Akoff pointed out that the Kremlin has a long history of manipulating videos, raising the possibility that the Russian authorities had arrested Prigozhin in the aftermath of the rebellion, and he never left the Lubyanka building (the headquarters of the Russian intelligence service in Moscow, the FSB). and that Prigozhin may have been forced onto a plane made by Embraer, a Brazilian company that has not provided any maintenance equipment to its Russian customers since sanctions were imposed on Russia following its invasion of Ukraine.
He added that Prigozhin may have been killed earlier and surreptitiously put on that plane.
The expert pointed out that the timing of Prigozhin's death must be linked, which came one day after the dismissal of the Air Force commander, General known as "Armageddon" Sergey Sorvykin, considering that Russian President Vladimir Putin seeks through this to strengthen his control over the Russian armed forces.
An inevitable result
As for Matthew Wallen, CEO of the American Security Project (a research center focusing on security and military affairs), he said that many expected Yevgeny Prigozhin to be killed after his attempt to rebel against Putin.
He noted that prior to the rebellion, Prigozhin had been increasingly publicly critical of the Russian military leadership, demonstrating a high degree of discord within the Russian forces.
Whalen adds that while this may have served Putin to some extent, things spiraled out of control when Prigozhin attempted a rebellion and sought to gain access to Moscow.
And he considered that Putin dealt with great experience in thwarting the rebellion, defuse it in one day, then in the following two months, he recovered the vast majority of Wagner's heavy weapons, refocused its activities in Africa, absorbed a large number of Wagner personnel into the Russian army, and transferred the rest outside the country, He consolidated his control over the political situation in Moscow, whereupon he likely ordered the murder of Prigozhin.
For his part, professor and expert on American foreign policy at Dartmouth University, Professor William Wolfforth, confirmed that Prigozhin was not good, as he led "barbaric forces" in Ukraine.
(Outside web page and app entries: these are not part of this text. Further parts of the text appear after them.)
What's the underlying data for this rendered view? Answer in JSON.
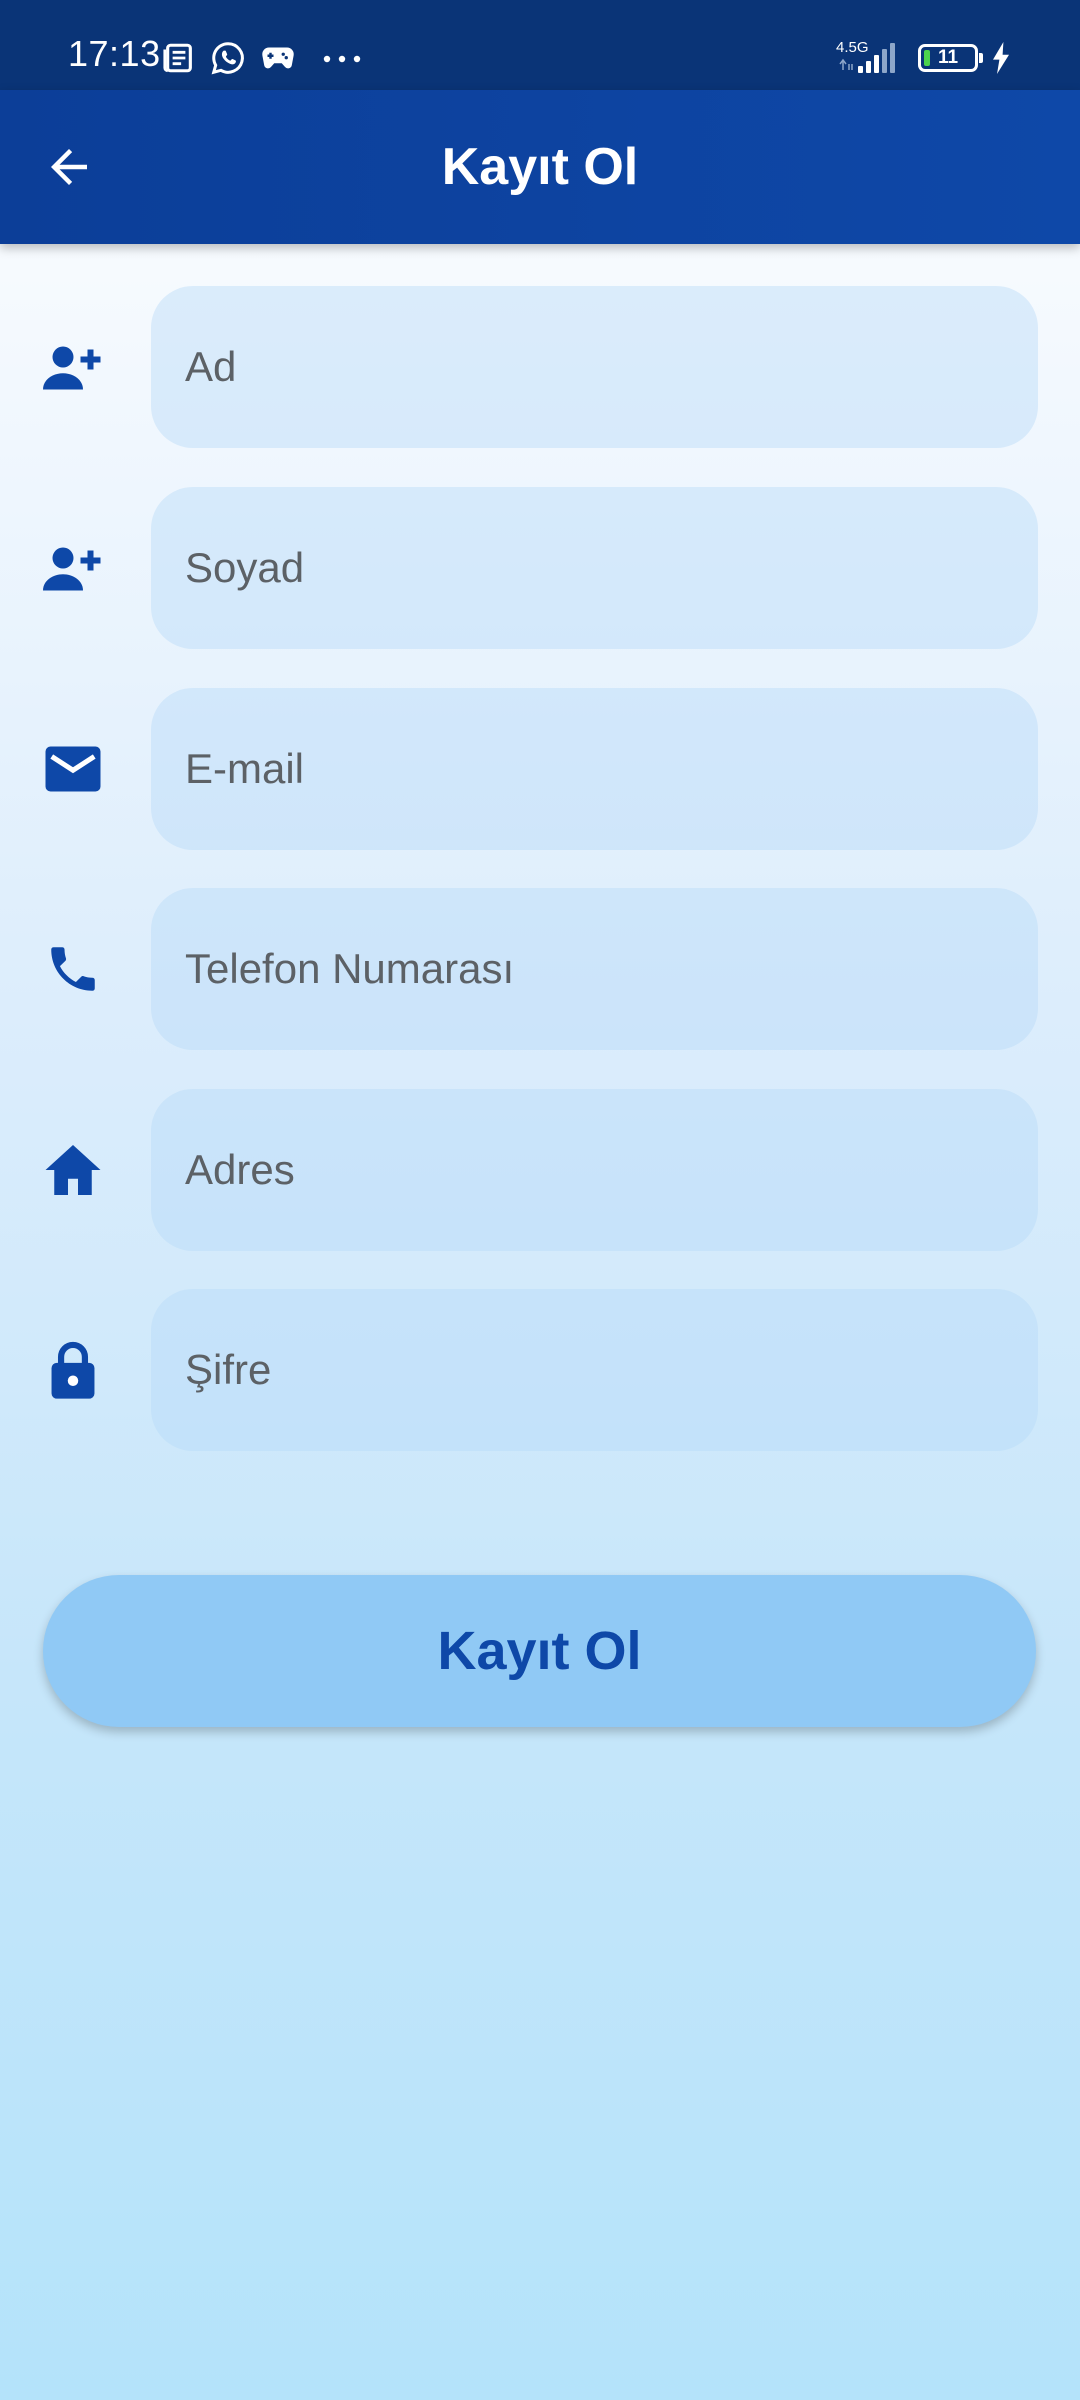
{
  "status_bar": {
    "time": "17:13",
    "network": "4.5G",
    "battery": "11",
    "icons": [
      "news-icon",
      "whatsapp-icon",
      "game-controller-icon",
      "more-dots-icon",
      "signal-icon",
      "battery-icon",
      "charging-icon"
    ]
  },
  "app_bar": {
    "title": "Kayıt Ol",
    "back_icon": "arrow-back-icon"
  },
  "form": {
    "fields": [
      {
        "icon": "person-add-icon",
        "placeholder": "Ad",
        "value": ""
      },
      {
        "icon": "person-add-icon",
        "placeholder": "Soyad",
        "value": ""
      },
      {
        "icon": "email-icon",
        "placeholder": "E-mail",
        "value": ""
      },
      {
        "icon": "phone-icon",
        "placeholder": "Telefon Numarası",
        "value": ""
      },
      {
        "icon": "home-icon",
        "placeholder": "Adres",
        "value": ""
      },
      {
        "icon": "lock-icon",
        "placeholder": "Şifre",
        "value": ""
      }
    ],
    "submit_label": "Kayıt Ol"
  },
  "colors": {
    "status_bar": "#0a3477",
    "app_bar": "#0e48a8",
    "accent": "#0e48a8",
    "button_bg": "#90c9f5",
    "field_bg": "#d6ebfb"
  }
}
He added that no one can appreciate Prigozhin's calculations when he embarked on his rebellion, and how could he have thought it would be safe to fly inside Russia?
Source: Al Jazeera